───── Data supplied ─────
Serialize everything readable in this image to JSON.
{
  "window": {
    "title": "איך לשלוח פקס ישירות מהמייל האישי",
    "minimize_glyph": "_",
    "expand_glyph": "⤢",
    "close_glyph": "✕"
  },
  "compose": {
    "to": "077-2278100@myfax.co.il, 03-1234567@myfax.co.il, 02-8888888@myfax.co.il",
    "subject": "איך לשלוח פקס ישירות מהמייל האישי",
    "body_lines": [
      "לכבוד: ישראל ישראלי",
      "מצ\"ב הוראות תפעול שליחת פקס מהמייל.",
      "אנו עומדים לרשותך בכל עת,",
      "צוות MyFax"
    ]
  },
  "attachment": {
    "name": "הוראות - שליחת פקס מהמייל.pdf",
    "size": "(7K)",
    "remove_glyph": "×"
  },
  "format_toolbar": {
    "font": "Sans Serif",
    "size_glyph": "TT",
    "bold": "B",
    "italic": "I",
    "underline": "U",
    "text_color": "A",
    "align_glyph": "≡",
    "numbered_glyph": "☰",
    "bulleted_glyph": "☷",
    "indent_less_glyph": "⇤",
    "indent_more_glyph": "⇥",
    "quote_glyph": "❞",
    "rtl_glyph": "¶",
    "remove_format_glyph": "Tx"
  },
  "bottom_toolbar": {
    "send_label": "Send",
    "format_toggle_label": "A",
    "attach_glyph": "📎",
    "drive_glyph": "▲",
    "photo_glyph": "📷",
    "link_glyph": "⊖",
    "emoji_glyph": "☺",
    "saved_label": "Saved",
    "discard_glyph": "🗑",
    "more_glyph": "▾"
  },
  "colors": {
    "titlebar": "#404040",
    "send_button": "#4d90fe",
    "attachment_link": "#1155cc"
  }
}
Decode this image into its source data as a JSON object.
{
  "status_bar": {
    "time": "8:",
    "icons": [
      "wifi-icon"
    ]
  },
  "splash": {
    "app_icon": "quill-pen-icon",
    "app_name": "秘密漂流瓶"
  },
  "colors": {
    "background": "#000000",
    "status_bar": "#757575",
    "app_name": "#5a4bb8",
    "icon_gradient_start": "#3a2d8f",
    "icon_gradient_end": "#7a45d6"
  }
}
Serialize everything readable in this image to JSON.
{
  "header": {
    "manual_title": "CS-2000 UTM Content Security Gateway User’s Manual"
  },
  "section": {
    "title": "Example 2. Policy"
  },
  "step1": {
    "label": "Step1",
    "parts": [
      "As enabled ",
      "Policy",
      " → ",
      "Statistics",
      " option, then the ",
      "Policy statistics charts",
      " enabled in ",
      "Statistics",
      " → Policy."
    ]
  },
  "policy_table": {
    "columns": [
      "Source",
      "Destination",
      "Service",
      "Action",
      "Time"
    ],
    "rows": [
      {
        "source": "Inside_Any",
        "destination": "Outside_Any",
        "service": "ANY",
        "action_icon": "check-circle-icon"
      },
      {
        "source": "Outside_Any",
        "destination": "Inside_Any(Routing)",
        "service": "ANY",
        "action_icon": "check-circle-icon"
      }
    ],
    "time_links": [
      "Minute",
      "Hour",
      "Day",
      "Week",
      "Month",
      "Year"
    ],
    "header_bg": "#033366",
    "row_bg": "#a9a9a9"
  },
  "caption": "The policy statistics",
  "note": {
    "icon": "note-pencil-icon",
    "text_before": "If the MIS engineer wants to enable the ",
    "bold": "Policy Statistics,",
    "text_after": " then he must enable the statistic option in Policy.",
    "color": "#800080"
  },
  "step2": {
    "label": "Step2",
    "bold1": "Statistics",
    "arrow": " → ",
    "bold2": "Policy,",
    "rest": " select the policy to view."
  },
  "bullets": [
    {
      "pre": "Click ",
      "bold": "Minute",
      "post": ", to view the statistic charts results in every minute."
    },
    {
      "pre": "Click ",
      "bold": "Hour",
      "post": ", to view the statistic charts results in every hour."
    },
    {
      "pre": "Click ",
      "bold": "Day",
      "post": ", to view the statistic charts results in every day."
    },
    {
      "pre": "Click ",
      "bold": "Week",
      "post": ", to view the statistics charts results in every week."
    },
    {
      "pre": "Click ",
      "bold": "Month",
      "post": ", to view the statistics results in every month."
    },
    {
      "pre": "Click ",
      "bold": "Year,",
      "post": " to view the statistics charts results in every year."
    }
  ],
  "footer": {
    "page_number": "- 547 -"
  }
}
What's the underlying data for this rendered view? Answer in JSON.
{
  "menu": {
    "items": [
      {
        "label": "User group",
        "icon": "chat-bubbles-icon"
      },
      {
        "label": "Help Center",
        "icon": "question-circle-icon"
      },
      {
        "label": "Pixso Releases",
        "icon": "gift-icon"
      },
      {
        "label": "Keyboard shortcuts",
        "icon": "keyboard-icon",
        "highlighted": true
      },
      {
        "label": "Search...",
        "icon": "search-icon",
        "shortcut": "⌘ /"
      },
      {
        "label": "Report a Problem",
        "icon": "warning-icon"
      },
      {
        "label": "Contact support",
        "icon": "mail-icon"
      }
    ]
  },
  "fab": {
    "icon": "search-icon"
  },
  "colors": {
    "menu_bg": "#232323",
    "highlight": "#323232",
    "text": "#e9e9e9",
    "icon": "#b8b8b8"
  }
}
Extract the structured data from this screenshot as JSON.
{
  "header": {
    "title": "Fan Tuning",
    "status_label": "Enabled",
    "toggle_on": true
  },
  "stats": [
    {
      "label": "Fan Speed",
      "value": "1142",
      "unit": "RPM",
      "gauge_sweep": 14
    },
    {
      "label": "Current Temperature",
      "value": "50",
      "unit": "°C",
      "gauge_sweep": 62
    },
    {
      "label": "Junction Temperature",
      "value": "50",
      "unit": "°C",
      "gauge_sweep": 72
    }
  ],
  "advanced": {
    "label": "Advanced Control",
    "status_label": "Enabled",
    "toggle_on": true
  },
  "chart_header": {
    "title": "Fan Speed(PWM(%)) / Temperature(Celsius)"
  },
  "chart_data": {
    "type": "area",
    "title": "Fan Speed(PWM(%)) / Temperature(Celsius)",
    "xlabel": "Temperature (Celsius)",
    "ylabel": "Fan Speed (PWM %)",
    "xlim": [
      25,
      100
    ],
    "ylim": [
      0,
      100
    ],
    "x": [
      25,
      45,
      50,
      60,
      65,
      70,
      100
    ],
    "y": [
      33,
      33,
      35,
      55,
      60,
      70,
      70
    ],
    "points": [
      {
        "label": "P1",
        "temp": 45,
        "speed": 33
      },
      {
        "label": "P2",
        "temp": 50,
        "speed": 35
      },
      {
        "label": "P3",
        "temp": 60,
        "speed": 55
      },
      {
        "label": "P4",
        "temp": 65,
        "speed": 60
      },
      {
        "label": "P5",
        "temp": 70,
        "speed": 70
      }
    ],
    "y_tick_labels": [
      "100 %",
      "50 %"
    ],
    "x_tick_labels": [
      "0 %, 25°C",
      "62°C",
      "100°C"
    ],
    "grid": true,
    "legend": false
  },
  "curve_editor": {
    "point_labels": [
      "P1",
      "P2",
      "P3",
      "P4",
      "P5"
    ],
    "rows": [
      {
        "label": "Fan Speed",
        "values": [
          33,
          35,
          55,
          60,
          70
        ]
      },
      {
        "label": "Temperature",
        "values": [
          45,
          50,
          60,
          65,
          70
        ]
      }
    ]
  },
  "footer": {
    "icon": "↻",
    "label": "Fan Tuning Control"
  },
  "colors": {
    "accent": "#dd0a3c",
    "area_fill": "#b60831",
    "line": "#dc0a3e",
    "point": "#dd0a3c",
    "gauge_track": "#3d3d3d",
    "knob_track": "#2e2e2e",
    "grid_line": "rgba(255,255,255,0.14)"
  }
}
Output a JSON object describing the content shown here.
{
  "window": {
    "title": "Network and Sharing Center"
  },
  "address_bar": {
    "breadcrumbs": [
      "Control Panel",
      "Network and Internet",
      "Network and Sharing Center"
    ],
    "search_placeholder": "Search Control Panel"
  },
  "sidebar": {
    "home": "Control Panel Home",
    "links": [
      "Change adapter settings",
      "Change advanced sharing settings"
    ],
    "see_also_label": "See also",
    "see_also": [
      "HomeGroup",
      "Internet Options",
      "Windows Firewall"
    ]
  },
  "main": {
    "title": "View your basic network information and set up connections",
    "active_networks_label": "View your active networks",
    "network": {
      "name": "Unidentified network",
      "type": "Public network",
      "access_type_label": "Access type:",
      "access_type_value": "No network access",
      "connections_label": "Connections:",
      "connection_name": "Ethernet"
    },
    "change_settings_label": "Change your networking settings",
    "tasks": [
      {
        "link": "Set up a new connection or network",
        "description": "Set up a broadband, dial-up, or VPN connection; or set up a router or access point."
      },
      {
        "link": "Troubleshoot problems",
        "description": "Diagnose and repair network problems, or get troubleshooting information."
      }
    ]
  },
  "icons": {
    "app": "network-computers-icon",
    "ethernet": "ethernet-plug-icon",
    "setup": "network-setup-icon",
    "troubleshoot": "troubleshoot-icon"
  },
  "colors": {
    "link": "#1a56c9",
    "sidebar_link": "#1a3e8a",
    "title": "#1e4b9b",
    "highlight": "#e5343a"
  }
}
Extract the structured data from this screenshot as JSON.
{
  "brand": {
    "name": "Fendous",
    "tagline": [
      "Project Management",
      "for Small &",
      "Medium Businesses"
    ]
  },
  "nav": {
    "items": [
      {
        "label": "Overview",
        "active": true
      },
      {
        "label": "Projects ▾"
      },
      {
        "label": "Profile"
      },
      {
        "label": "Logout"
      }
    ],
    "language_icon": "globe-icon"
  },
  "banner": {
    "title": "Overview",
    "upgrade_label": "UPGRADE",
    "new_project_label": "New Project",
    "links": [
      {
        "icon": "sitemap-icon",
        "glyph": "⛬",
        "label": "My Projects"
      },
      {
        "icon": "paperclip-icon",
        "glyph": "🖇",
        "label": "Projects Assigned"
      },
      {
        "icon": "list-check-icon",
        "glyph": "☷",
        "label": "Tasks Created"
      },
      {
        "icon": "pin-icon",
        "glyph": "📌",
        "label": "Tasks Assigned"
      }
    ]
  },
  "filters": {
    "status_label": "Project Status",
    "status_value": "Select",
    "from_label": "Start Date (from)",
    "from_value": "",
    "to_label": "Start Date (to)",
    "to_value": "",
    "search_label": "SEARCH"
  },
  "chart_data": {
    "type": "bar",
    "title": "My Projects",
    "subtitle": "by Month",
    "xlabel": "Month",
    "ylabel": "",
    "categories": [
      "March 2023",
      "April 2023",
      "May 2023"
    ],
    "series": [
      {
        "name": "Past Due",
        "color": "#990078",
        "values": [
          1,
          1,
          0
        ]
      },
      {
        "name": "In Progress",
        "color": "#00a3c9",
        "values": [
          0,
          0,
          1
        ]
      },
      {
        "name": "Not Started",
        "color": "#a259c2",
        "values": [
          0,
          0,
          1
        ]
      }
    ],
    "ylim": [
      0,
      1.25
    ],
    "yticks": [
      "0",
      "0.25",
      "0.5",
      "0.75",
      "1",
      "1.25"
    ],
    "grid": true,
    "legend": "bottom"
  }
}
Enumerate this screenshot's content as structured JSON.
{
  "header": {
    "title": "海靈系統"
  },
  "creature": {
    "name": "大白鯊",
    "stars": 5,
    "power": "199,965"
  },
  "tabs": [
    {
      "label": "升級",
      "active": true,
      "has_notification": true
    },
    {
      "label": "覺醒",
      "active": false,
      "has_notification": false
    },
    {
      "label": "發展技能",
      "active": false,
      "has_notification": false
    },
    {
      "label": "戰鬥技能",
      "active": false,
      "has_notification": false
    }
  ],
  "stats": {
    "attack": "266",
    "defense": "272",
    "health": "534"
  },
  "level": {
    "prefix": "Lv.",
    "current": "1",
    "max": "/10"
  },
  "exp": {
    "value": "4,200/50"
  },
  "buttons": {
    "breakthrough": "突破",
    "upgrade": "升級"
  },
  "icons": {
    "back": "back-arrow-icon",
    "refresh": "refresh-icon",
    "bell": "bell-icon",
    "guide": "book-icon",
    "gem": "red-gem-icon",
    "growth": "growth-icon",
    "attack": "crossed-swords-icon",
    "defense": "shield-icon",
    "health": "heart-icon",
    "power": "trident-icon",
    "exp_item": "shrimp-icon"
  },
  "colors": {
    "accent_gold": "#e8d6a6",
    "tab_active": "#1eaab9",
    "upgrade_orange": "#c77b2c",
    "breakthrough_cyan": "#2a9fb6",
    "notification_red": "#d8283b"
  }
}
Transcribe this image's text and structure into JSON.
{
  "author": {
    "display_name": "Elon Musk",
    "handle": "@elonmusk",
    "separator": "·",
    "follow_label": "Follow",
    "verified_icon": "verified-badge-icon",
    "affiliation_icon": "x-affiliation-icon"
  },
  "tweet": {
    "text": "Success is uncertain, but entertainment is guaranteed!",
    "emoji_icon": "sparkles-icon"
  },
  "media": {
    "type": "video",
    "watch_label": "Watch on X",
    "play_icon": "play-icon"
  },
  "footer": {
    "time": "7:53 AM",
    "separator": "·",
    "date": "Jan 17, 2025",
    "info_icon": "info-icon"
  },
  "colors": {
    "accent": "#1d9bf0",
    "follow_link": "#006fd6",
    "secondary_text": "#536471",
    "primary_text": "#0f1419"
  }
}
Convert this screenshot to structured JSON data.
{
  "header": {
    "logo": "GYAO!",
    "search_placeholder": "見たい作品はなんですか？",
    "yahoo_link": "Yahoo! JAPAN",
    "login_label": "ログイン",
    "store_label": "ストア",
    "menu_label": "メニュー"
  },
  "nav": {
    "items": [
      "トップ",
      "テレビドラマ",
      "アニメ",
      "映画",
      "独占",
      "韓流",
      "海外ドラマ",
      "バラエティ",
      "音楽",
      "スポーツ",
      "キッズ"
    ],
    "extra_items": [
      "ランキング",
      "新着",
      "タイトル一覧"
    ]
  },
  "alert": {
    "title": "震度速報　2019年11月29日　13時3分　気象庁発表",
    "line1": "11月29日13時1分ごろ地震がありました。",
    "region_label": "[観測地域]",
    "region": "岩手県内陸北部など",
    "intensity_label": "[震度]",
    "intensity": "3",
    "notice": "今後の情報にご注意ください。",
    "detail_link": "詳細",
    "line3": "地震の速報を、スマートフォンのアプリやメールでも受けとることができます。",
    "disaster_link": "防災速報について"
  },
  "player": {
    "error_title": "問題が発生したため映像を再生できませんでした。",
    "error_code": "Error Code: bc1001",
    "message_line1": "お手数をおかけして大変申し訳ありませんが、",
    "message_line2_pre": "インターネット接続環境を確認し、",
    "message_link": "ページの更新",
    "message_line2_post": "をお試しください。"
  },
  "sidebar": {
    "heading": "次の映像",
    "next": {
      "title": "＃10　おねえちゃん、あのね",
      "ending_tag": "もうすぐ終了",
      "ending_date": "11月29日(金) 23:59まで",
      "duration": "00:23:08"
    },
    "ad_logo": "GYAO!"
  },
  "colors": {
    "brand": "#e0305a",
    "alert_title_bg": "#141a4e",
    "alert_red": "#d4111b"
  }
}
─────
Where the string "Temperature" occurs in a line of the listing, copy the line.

      "label": "Current Temperature",
      "label": "Junction Temperature",
    "title": "Fan Speed(PWM(%)) / Temperature(Celsius)"
    "title": "Fan Speed(PWM(%)) / Temperature(Celsius)",
    "xlabel": "Temperature (Celsius)",
        "label": "Temperature",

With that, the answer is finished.